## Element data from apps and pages
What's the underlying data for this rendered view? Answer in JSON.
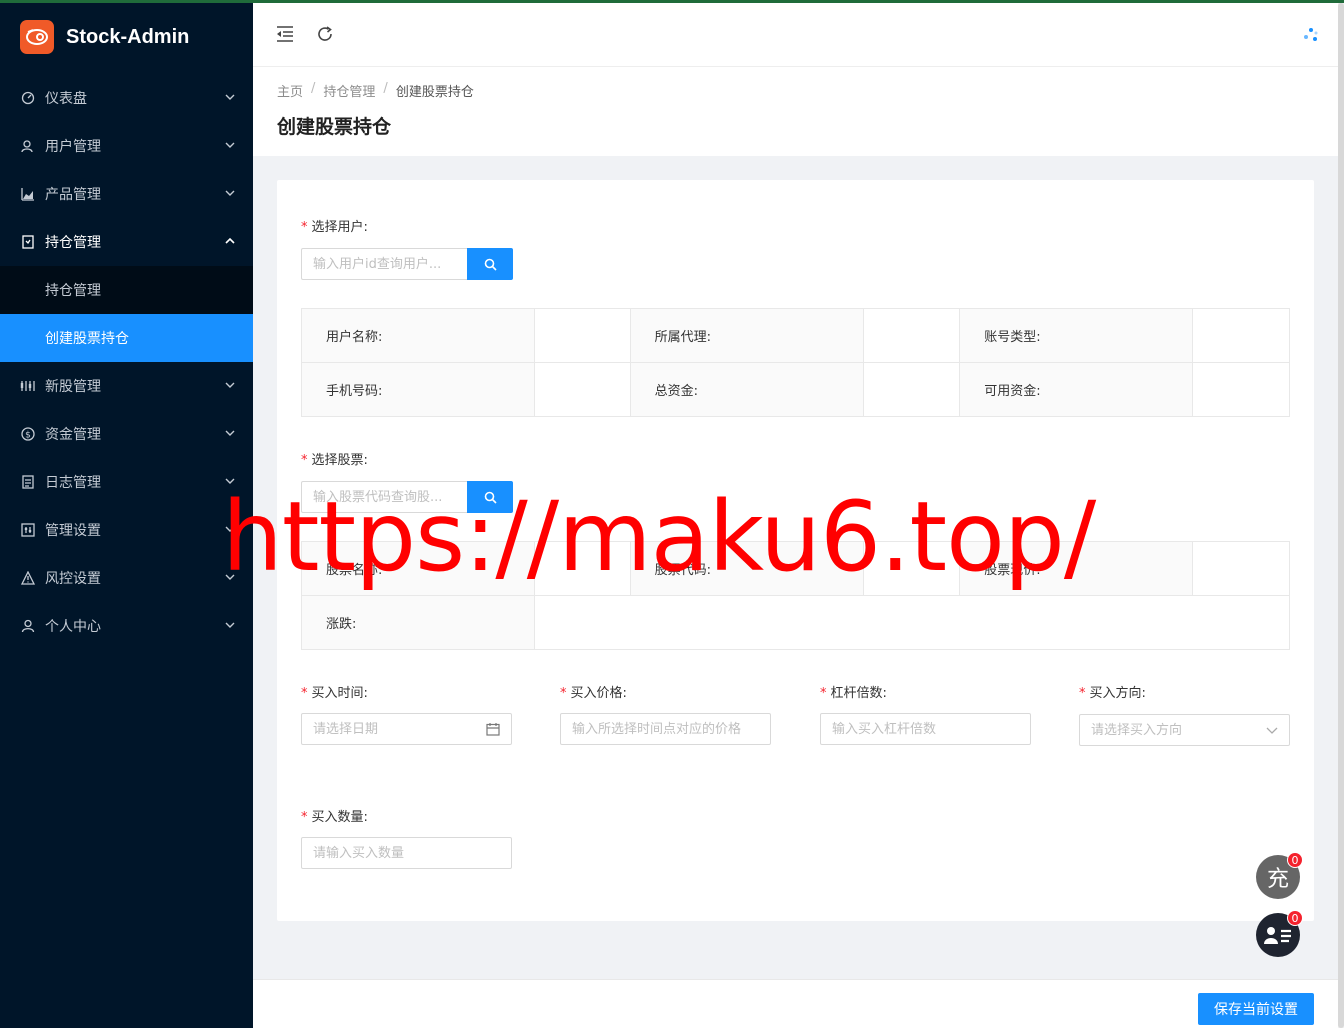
{
  "app": {
    "name": "Stock-Admin"
  },
  "sidebar": {
    "items": [
      {
        "label": "仪表盘",
        "icon": "dashboard-icon"
      },
      {
        "label": "用户管理",
        "icon": "users-icon"
      },
      {
        "label": "产品管理",
        "icon": "area-chart-icon"
      },
      {
        "label": "持仓管理",
        "icon": "position-icon",
        "open": true,
        "children": [
          {
            "label": "持仓管理"
          },
          {
            "label": "创建股票持仓",
            "active": true
          }
        ]
      },
      {
        "label": "新股管理",
        "icon": "ipo-icon"
      },
      {
        "label": "资金管理",
        "icon": "money-icon"
      },
      {
        "label": "日志管理",
        "icon": "log-icon"
      },
      {
        "label": "管理设置",
        "icon": "settings-icon"
      },
      {
        "label": "风控设置",
        "icon": "warning-icon"
      },
      {
        "label": "个人中心",
        "icon": "user-icon"
      }
    ]
  },
  "breadcrumb": [
    "主页",
    "持仓管理",
    "创建股票持仓"
  ],
  "page": {
    "title": "创建股票持仓"
  },
  "form": {
    "user_label": "选择用户:",
    "user_search_placeholder": "输入用户id查询用户...",
    "user_info": {
      "row1": [
        "用户名称:",
        "所属代理:",
        "账号类型:"
      ],
      "row2": [
        "手机号码:",
        "总资金:",
        "可用资金:"
      ]
    },
    "stock_label": "选择股票:",
    "stock_search_placeholder": "输入股票代码查询股...",
    "stock_info": {
      "row1": [
        "股票名称:",
        "股票代码:",
        "股票现价:"
      ],
      "row2": [
        "涨跌:"
      ]
    },
    "buy_time": {
      "label": "买入时间:",
      "placeholder": "请选择日期"
    },
    "buy_price": {
      "label": "买入价格:",
      "placeholder": "输入所选择时间点对应的价格"
    },
    "leverage": {
      "label": "杠杆倍数:",
      "placeholder": "输入买入杠杆倍数"
    },
    "direction": {
      "label": "买入方向:",
      "placeholder": "请选择买入方向"
    },
    "quantity": {
      "label": "买入数量:",
      "placeholder": "请输入买入数量"
    }
  },
  "footer": {
    "save_label": "保存当前设置"
  },
  "floats": {
    "recharge": {
      "label": "充",
      "badge": "0"
    },
    "list": {
      "badge": "0"
    }
  },
  "watermark": "https://maku6.top/",
  "colors": {
    "sidebar_bg": "#001529",
    "primary": "#1890ff",
    "logo": "#f05a28",
    "required": "#f5222d"
  }
}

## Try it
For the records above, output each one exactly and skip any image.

## Completed task
What's the underlying data for this rendered view? Answer in JSON.
{
  "app": {
    "name": "Stock-Admin"
  },
  "sidebar": {
    "items": [
      {
        "label": "仪表盘",
        "icon": "dashboard-icon"
      },
      {
        "label": "用户管理",
        "icon": "users-icon"
      },
      {
        "label": "产品管理",
        "icon": "area-chart-icon"
      },
      {
        "label": "持仓管理",
        "icon": "position-icon",
        "open": true,
        "children": [
          {
            "label": "持仓管理"
          },
          {
            "label": "创建股票持仓",
            "active": true
          }
        ]
      },
      {
        "label": "新股管理",
        "icon": "ipo-icon"
      },
      {
        "label": "资金管理",
        "icon": "money-icon"
      },
      {
        "label": "日志管理",
        "icon": "log-icon"
      },
      {
        "label": "管理设置",
        "icon": "settings-icon"
      },
      {
        "label": "风控设置",
        "icon": "warning-icon"
      },
      {
        "label": "个人中心",
        "icon": "user-icon"
      }
    ]
  },
  "breadcrumb": [
    "主页",
    "持仓管理",
    "创建股票持仓"
  ],
  "page": {
    "title": "创建股票持仓"
  },
  "form": {
    "user_label": "选择用户:",
    "user_search_placeholder": "输入用户id查询用户...",
    "user_info": {
      "row1": [
        "用户名称:",
        "所属代理:",
        "账号类型:"
      ],
      "row2": [
        "手机号码:",
        "总资金:",
        "可用资金:"
      ]
    },
    "stock_label": "选择股票:",
    "stock_search_placeholder": "输入股票代码查询股...",
    "stock_info": {
      "row1": [
        "股票名称:",
        "股票代码:",
        "股票现价:"
      ],
      "row2": [
        "涨跌:"
      ]
    },
    "buy_time": {
      "label": "买入时间:",
      "placeholder": "请选择日期"
    },
    "buy_price": {
      "label": "买入价格:",
      "placeholder": "输入所选择时间点对应的价格"
    },
    "leverage": {
      "label": "杠杆倍数:",
      "placeholder": "输入买入杠杆倍数"
    },
    "direction": {
      "label": "买入方向:",
      "placeholder": "请选择买入方向"
    },
    "quantity": {
      "label": "买入数量:",
      "placeholder": "请输入买入数量"
    }
  },
  "footer": {
    "save_label": "保存当前设置"
  },
  "floats": {
    "recharge": {
      "label": "充",
      "badge": "0"
    },
    "list": {
      "badge": "0"
    }
  },
  "watermark": "https://maku6.top/",
  "colors": {
    "sidebar_bg": "#001529",
    "primary": "#1890ff",
    "logo": "#f05a28",
    "required": "#f5222d"
  }
}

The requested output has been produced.